He struggles with a lot of things, really. His health is decimated. He is crippled by anxieties, fears, and sadnesses that he can’t put into words. He doesn’t like to leave home most days. Despite that, he’s still extremely active in ministering to NKs in ways that I can’t write about here.
What he shared with us is that most missionaries don’t have the patience for NK ministry. There’s no way to time when an NK will come out to visit a relative in China, no way to make it so when they come there’s a missionary on the spot to share the gospel with them and then disciple them properly. And even when the meetup does somehow occur, if you keep them in China in that spot long enough to disciple them properly, they’ll be detected and repatriated to NK by the Chinese public security bureau, almost certainly to die.
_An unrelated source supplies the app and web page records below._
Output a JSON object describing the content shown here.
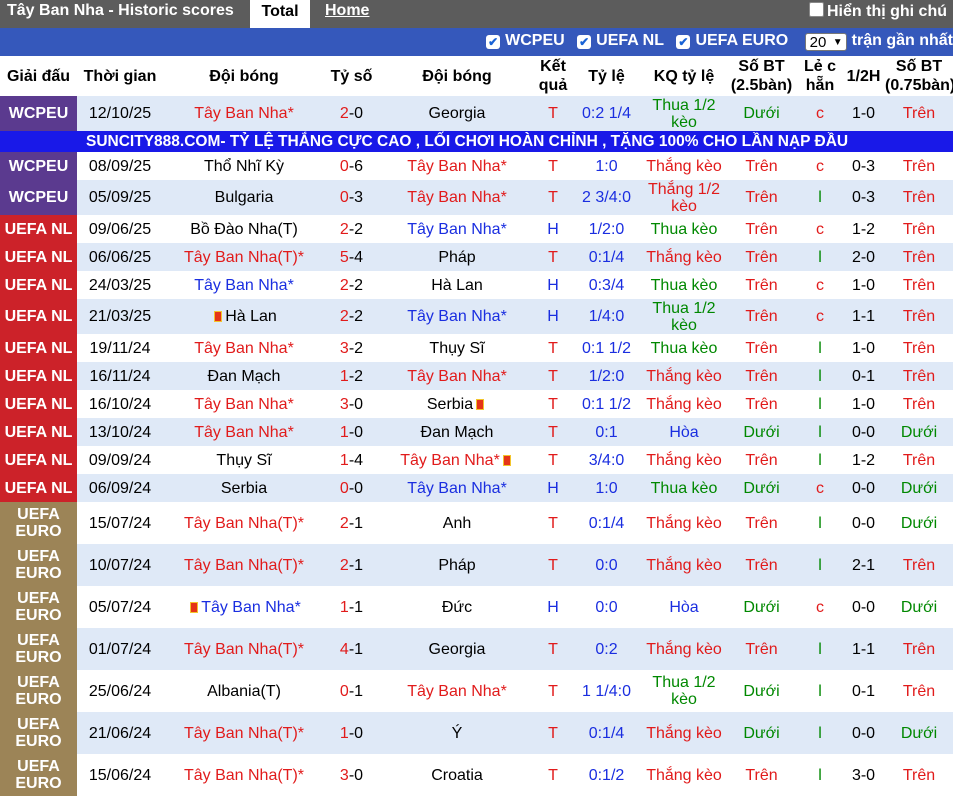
{
  "header": {
    "title": "Tây Ban Nha - Historic scores",
    "tab_total": "Total",
    "tab_home": "Home",
    "show_note": "Hiển thị ghi chú"
  },
  "filters": {
    "wcpeu": "WCPEU",
    "uefanl": "UEFA NL",
    "uefaeuro": "UEFA EURO",
    "count": "20",
    "recent": "trận gần nhất"
  },
  "columns": {
    "league": "Giải đấu",
    "time": "Thời gian",
    "team": "Đội bóng",
    "score": "Tỷ số",
    "team2": "Đội bóng",
    "result": "Kết quả",
    "odds": "Tỷ lệ",
    "odds_result": "KQ tỷ lệ",
    "goals": "Số BT (2.5bàn)",
    "oddeven": "Lẻ c hẵn",
    "half": "1/2H",
    "goals75": "Số BT (0.75bàn)"
  },
  "ad": "SUNCITY888.COM- TỶ LỆ THẮNG CỰC CAO , LỐI CHƠI HOÀN CHỈNH , TẶNG 100% CHO LẦN NẠP ĐẦU",
  "colors": {
    "wcpeu": "#5b3a8f",
    "uefa_nl": "#cc2229",
    "uefa_euro": "#9c8457",
    "win": "#e11b1b",
    "draw": "#1a2ee0",
    "under": "#008800",
    "ad_bg": "#1919e8"
  },
  "matches": [
    {
      "league": "WCPEU",
      "date": "12/10/25",
      "home": "Tây Ban Nha*",
      "score": "2-0",
      "away": "Georgia",
      "result": "T",
      "odds": "0:2 1/4",
      "odds_result": "Thua 1/2 kèo",
      "goals": "Dưới",
      "oe": "c",
      "half": "1-0",
      "goals75": "Trên"
    },
    {
      "league": "WCPEU",
      "date": "08/09/25",
      "home": "Thổ Nhĩ Kỳ",
      "score": "0-6",
      "away": "Tây Ban Nha*",
      "result": "T",
      "odds": "1:0",
      "odds_result": "Thắng kèo",
      "goals": "Trên",
      "oe": "c",
      "half": "0-3",
      "goals75": "Trên"
    },
    {
      "league": "WCPEU",
      "date": "05/09/25",
      "home": "Bulgaria",
      "score": "0-3",
      "away": "Tây Ban Nha*",
      "result": "T",
      "odds": "2 3/4:0",
      "odds_result": "Thắng 1/2 kèo",
      "goals": "Trên",
      "oe": "l",
      "half": "0-3",
      "goals75": "Trên"
    },
    {
      "league": "UEFA NL",
      "date": "09/06/25",
      "home": "Bồ Đào Nha(T)",
      "score": "2-2",
      "away": "Tây Ban Nha*",
      "result": "H",
      "odds": "1/2:0",
      "odds_result": "Thua kèo",
      "goals": "Trên",
      "oe": "c",
      "half": "1-2",
      "goals75": "Trên"
    },
    {
      "league": "UEFA NL",
      "date": "06/06/25",
      "home": "Tây Ban Nha(T)*",
      "score": "5-4",
      "away": "Pháp",
      "result": "T",
      "odds": "0:1/4",
      "odds_result": "Thắng kèo",
      "goals": "Trên",
      "oe": "l",
      "half": "2-0",
      "goals75": "Trên"
    },
    {
      "league": "UEFA NL",
      "date": "24/03/25",
      "home": "Tây Ban Nha*",
      "score": "2-2",
      "away": "Hà Lan",
      "result": "H",
      "odds": "0:3/4",
      "odds_result": "Thua kèo",
      "goals": "Trên",
      "oe": "c",
      "half": "1-0",
      "goals75": "Trên"
    },
    {
      "league": "UEFA NL",
      "date": "21/03/25",
      "home": "Hà Lan",
      "score": "2-2",
      "away": "Tây Ban Nha*",
      "result": "H",
      "odds": "1/4:0",
      "odds_result": "Thua 1/2 kèo",
      "goals": "Trên",
      "oe": "c",
      "half": "1-1",
      "goals75": "Trên"
    },
    {
      "league": "UEFA NL",
      "date": "19/11/24",
      "home": "Tây Ban Nha*",
      "score": "3-2",
      "away": "Thụy Sĩ",
      "result": "T",
      "odds": "0:1 1/2",
      "odds_result": "Thua kèo",
      "goals": "Trên",
      "oe": "l",
      "half": "1-0",
      "goals75": "Trên"
    },
    {
      "league": "UEFA NL",
      "date": "16/11/24",
      "home": "Đan Mạch",
      "score": "1-2",
      "away": "Tây Ban Nha*",
      "result": "T",
      "odds": "1/2:0",
      "odds_result": "Thắng kèo",
      "goals": "Trên",
      "oe": "l",
      "half": "0-1",
      "goals75": "Trên"
    },
    {
      "league": "UEFA NL",
      "date": "16/10/24",
      "home": "Tây Ban Nha*",
      "score": "3-0",
      "away": "Serbia",
      "result": "T",
      "odds": "0:1 1/2",
      "odds_result": "Thắng kèo",
      "goals": "Trên",
      "oe": "l",
      "half": "1-0",
      "goals75": "Trên"
    },
    {
      "league": "UEFA NL",
      "date": "13/10/24",
      "home": "Tây Ban Nha*",
      "score": "1-0",
      "away": "Đan Mạch",
      "result": "T",
      "odds": "0:1",
      "odds_result": "Hòa",
      "goals": "Dưới",
      "oe": "l",
      "half": "0-0",
      "goals75": "Dưới"
    },
    {
      "league": "UEFA NL",
      "date": "09/09/24",
      "home": "Thụy Sĩ",
      "score": "1-4",
      "away": "Tây Ban Nha*",
      "result": "T",
      "odds": "3/4:0",
      "odds_result": "Thắng kèo",
      "goals": "Trên",
      "oe": "l",
      "half": "1-2",
      "goals75": "Trên"
    },
    {
      "league": "UEFA NL",
      "date": "06/09/24",
      "home": "Serbia",
      "score": "0-0",
      "away": "Tây Ban Nha*",
      "result": "H",
      "odds": "1:0",
      "odds_result": "Thua kèo",
      "goals": "Dưới",
      "oe": "c",
      "half": "0-0",
      "goals75": "Dưới"
    },
    {
      "league": "UEFA EURO",
      "date": "15/07/24",
      "home": "Tây Ban Nha(T)*",
      "score": "2-1",
      "away": "Anh",
      "result": "T",
      "odds": "0:1/4",
      "odds_result": "Thắng kèo",
      "goals": "Trên",
      "oe": "l",
      "half": "0-0",
      "goals75": "Dưới"
    },
    {
      "league": "UEFA EURO",
      "date": "10/07/24",
      "home": "Tây Ban Nha(T)*",
      "score": "2-1",
      "away": "Pháp",
      "result": "T",
      "odds": "0:0",
      "odds_result": "Thắng kèo",
      "goals": "Trên",
      "oe": "l",
      "half": "2-1",
      "goals75": "Trên"
    },
    {
      "league": "UEFA EURO",
      "date": "05/07/24",
      "home": "Tây Ban Nha*",
      "score": "1-1",
      "away": "Đức",
      "result": "H",
      "odds": "0:0",
      "odds_result": "Hòa",
      "goals": "Dưới",
      "oe": "c",
      "half": "0-0",
      "goals75": "Dưới"
    },
    {
      "league": "UEFA EURO",
      "date": "01/07/24",
      "home": "Tây Ban Nha(T)*",
      "score": "4-1",
      "away": "Georgia",
      "result": "T",
      "odds": "0:2",
      "odds_result": "Thắng kèo",
      "goals": "Trên",
      "oe": "l",
      "half": "1-1",
      "goals75": "Trên"
    },
    {
      "league": "UEFA EURO",
      "date": "25/06/24",
      "home": "Albania(T)",
      "score": "0-1",
      "away": "Tây Ban Nha*",
      "result": "T",
      "odds": "1 1/4:0",
      "odds_result": "Thua 1/2 kèo",
      "goals": "Dưới",
      "oe": "l",
      "half": "0-1",
      "goals75": "Trên"
    },
    {
      "league": "UEFA EURO",
      "date": "21/06/24",
      "home": "Tây Ban Nha(T)*",
      "score": "1-0",
      "away": "Ý",
      "result": "T",
      "odds": "0:1/4",
      "odds_result": "Thắng kèo",
      "goals": "Dưới",
      "oe": "l",
      "half": "0-0",
      "goals75": "Dưới"
    },
    {
      "league": "UEFA EURO",
      "date": "15/06/24",
      "home": "Tây Ban Nha(T)*",
      "score": "3-0",
      "away": "Croatia",
      "result": "T",
      "odds": "0:1/2",
      "odds_result": "Thắng kèo",
      "goals": "Trên",
      "oe": "l",
      "half": "3-0",
      "goals75": "Trên"
    }
  ]
}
And if you move them on along the NK defector underground railroad, they’ll never be discipled properly.
It was an MC Escher-esque conundrum he was laying out. Our minds were twisting and turning trying to figure out what program could be created or modified or funded to fix what he was talking about.
But when someone asked him why he continues to help, then, if there’s no way to accomplish the grand goal, he said simply this:
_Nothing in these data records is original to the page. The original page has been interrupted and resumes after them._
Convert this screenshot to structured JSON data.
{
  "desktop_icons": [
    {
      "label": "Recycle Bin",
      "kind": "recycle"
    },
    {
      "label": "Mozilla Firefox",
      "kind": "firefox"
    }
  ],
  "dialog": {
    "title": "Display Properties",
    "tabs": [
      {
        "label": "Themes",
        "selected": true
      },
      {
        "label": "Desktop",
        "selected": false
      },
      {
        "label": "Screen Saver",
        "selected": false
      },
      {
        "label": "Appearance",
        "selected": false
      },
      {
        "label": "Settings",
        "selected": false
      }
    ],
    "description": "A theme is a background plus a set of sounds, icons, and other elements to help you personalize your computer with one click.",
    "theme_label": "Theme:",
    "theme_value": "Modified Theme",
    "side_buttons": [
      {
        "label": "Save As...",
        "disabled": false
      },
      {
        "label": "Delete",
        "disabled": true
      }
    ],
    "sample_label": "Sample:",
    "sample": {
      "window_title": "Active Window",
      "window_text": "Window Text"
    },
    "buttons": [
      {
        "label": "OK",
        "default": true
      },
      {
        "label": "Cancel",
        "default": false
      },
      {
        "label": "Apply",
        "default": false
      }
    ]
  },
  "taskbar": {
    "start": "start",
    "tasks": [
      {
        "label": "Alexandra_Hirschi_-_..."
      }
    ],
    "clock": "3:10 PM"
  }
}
Isn’t it simply because it is a human life?
There was one person in the room who still stridently believed that good people giving generously could still create an effective program possible of fixing people and problems. He felt it was discouraging to think that even if we wanted to make a difference, we couldn’t be successful at it.
But almost simultaneously the rest of the room followed Mr. Yu across a bridge (he told us he wanted to be a bridge, interestingly, by the way) from P to E. From Projects to Jung.
(And I think I think you can’t get to Jung without going through projects. Something about the way God designed us. I think I think that may be what Paul is trying to get us to understand about the law, at some level.)
It’s interesting. The cause of Seoul USA relates to persecuted Christians. In Hebrews 13:3, it doesn’t talk about helping the persecuted church or supporting the persecuted church or fixing the persecuted church or healing the persecuted church. I think I think these things are necessary but not sufficient.
Hebrews 13:3 talks about remembering the persecuted church. Not recalling them. Re-membering them. Like, ‘putting ourselves back together with them.’
Remember those who are in prison as if you were their fellow prisoners, and those who are mistreated as if you yourselves were suffering.